By Adeline Wheeler



Choosing whether to get involved with the arts in 6th grade has been one of the decisions that has changed my life’s trajectory. I’m sure I’m not alone in this statement. Throughout the rest of my middle and high school years playing the flute has given me a reason to come to school, shown me how to work as and for a team, and introduced me to some of my greatest friends.


Early Years Many years ago when I decided on the flute, it didn’t feel like much of a decision. Playing it felt pretty natural, and I thoroughly enjoyed practicing and learning how to play. I also felt like I fit in with the other students who were learning. After feeling left out for not playing a sport for most of my life, I finally had a hobby to tell people about myself. I got more involved in music by taking private lessons and joining pretty much any group in high school that included flute. I always felt a sense of belonging within the music department, metaphorically with the people and philosophies, and physically within the school building. I was a part of honor bands, specifically Columbus Youth Symphonic Band, which rehearsed weekly, and where I met many new people from all around Columbus that I had so much in common with. A lot of my academic and social time was spent practicing or with music people.


Moving to College When transitioning into college, I knew I didn’t want to give up this community. I started as a double major of Accounting and Flute Performance. I enjoyed continuing to improve at the flute, but I knew the other music classes were not what I would use during my career. Additionally, splitting my time between two disciplines didn’t allow me to really feel like I belonged in either.
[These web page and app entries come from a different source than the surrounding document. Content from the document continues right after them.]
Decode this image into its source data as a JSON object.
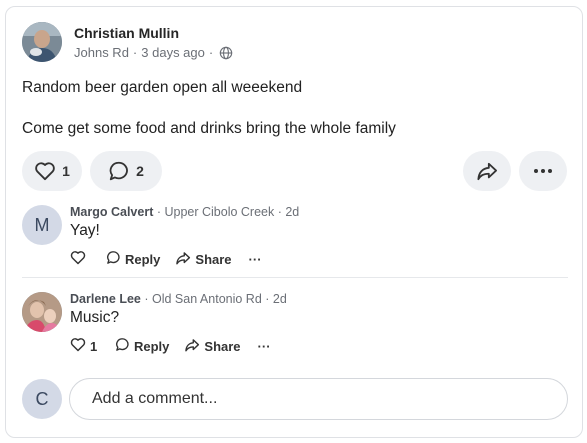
{
  "post": {
    "author": "Christian Mullin",
    "location": "Johns Rd",
    "time": "3 days ago",
    "separator": "·",
    "body": [
      "Random beer garden open all weeekend",
      "Come get some food and drinks bring the whole family"
    ],
    "like_count": "1",
    "comment_count": "2",
    "icons": [
      "globe-icon",
      "heart-icon",
      "comment-icon",
      "share-icon",
      "more-icon"
    ]
  },
  "comments": [
    {
      "initial": "M",
      "name": "Margo Calvert",
      "meta": " · Upper Cibolo Creek · 2d",
      "text": "Yay!",
      "like_count": "",
      "reply_label": "Reply",
      "share_label": "Share",
      "more_label": "···"
    },
    {
      "initial": "",
      "name": "Darlene Lee",
      "meta": " · Old San Antonio Rd · 2d",
      "text": "Music?",
      "like_count": "1",
      "reply_label": "Reply",
      "share_label": "Share",
      "more_label": "···"
    }
  ],
  "composer": {
    "avatar_initial": "C",
    "placeholder": "Add a comment..."
  },
  "colors": {
    "pill_bg": "#eef0f3",
    "avatar_letter_bg": "#d3d9e6",
    "border": "#dfe1e5"
  }
}
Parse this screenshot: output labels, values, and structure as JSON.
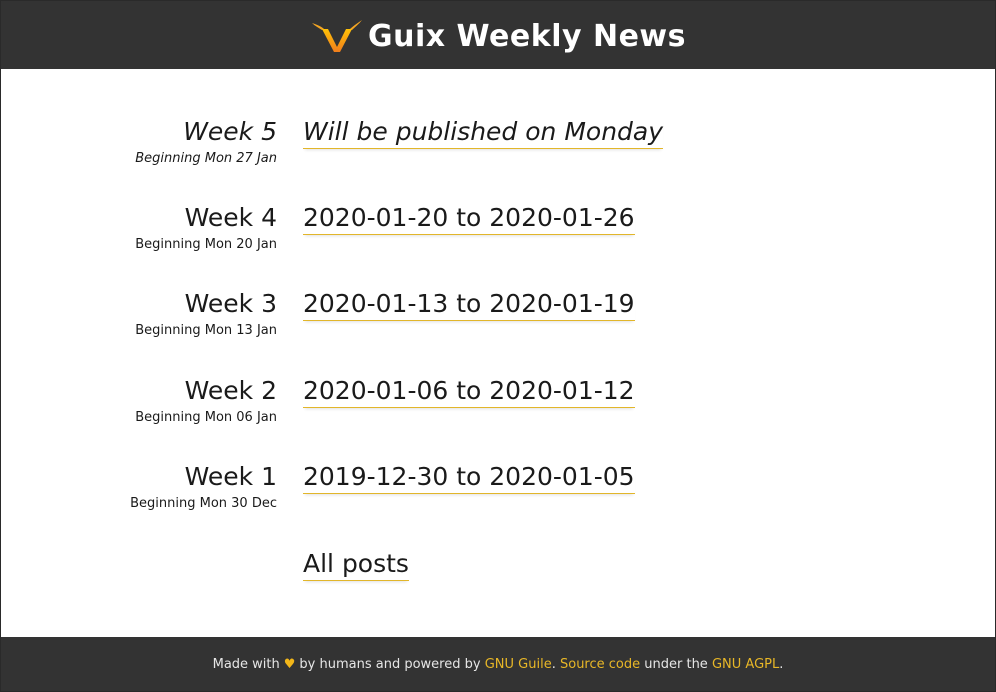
{
  "header": {
    "title": "Guix Weekly News",
    "logo_icon": "guix-logo-icon",
    "colors": {
      "background": "#333333",
      "logo_yellow": "#ffc107",
      "logo_orange": "#f07d1c"
    }
  },
  "weeks": [
    {
      "label": "Week 5",
      "beginning": "Beginning Mon 27 Jan",
      "link": "Will be published on Monday",
      "pending": true
    },
    {
      "label": "Week 4",
      "beginning": "Beginning Mon 20 Jan",
      "link": "2020-01-20 to 2020-01-26",
      "pending": false
    },
    {
      "label": "Week 3",
      "beginning": "Beginning Mon 13 Jan",
      "link": "2020-01-13 to 2020-01-19",
      "pending": false
    },
    {
      "label": "Week 2",
      "beginning": "Beginning Mon 06 Jan",
      "link": "2020-01-06 to 2020-01-12",
      "pending": false
    },
    {
      "label": "Week 1",
      "beginning": "Beginning Mon 30 Dec",
      "link": "2019-12-30 to 2020-01-05",
      "pending": false
    }
  ],
  "all_posts_label": "All posts",
  "footer": {
    "made_with": "Made with",
    "heart": "♥",
    "by_humans": "by humans and powered by",
    "guile_link": "GNU Guile",
    "period1": ".",
    "source_link": "Source code",
    "under_the": "under the",
    "license_link": "GNU AGPL",
    "period2": ".",
    "link_color": "#e8b727"
  }
}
Changing Direction I decided that I would change my flute performance major to a co-major in Arts Management to continue my studies of music, but in a different aspect. This was an incredibly difficult decision because I knew this would take away the academic pressure to practice flute and that I would inevitably lose a lot of skill that I had crafted for so many years. What I didn’t realize would be even harder, was to lose the sense of identity I had gained through playing flute. I no longer have communities where everyone enjoys playing music in common. I feel like I no longer can answer “I play the flute” to common questions such as “What’s a fun fact about you?” or “What do you like to do in your free time?” because I don’t practice as seriously and as often as I used to.


Finding Balance I am currently finding a balance between academics and my hobby of playing the flute, along with my newfound interest in the music industry. My interest has been nurtured by the classes I have taken such as: Intro to Arts Management, Intro to Music Business, and Arts Marketing. Exploring these different aspects introduce me to insight on how the industry operates. The projects I have worked on such as research projects on Girls Write Nashville and Taylor Swift, as well as helping program and market the Electric Roots Festival excite me. I am inspired to dig deeper into these topics and themes within the industry to create meaningful change. Through these classes, I am also finding people within the Arts Management co-major who share common interests and communities like the ones I found within the band. But mainly, to fill this missing piece of identity, I am working introspectively to realize that my identity as a human is continuous and ever changing.


I am not a flute player one day because I played the flute, and I am not only a student the next day because I didn’t. Different ways I spend my time all contribute to define me, and different stages in my life will naturally have different focuses.





Adeline Wheeler is a sophomore Accountancy major and Arts Management co-major. She is interested in adding ‘reason behind the numbers’ as an accountant in the music industry. Currently, she is gaining experience as well as meeting musicians by serving as treasurer for High Street Records- a student run record label on campus.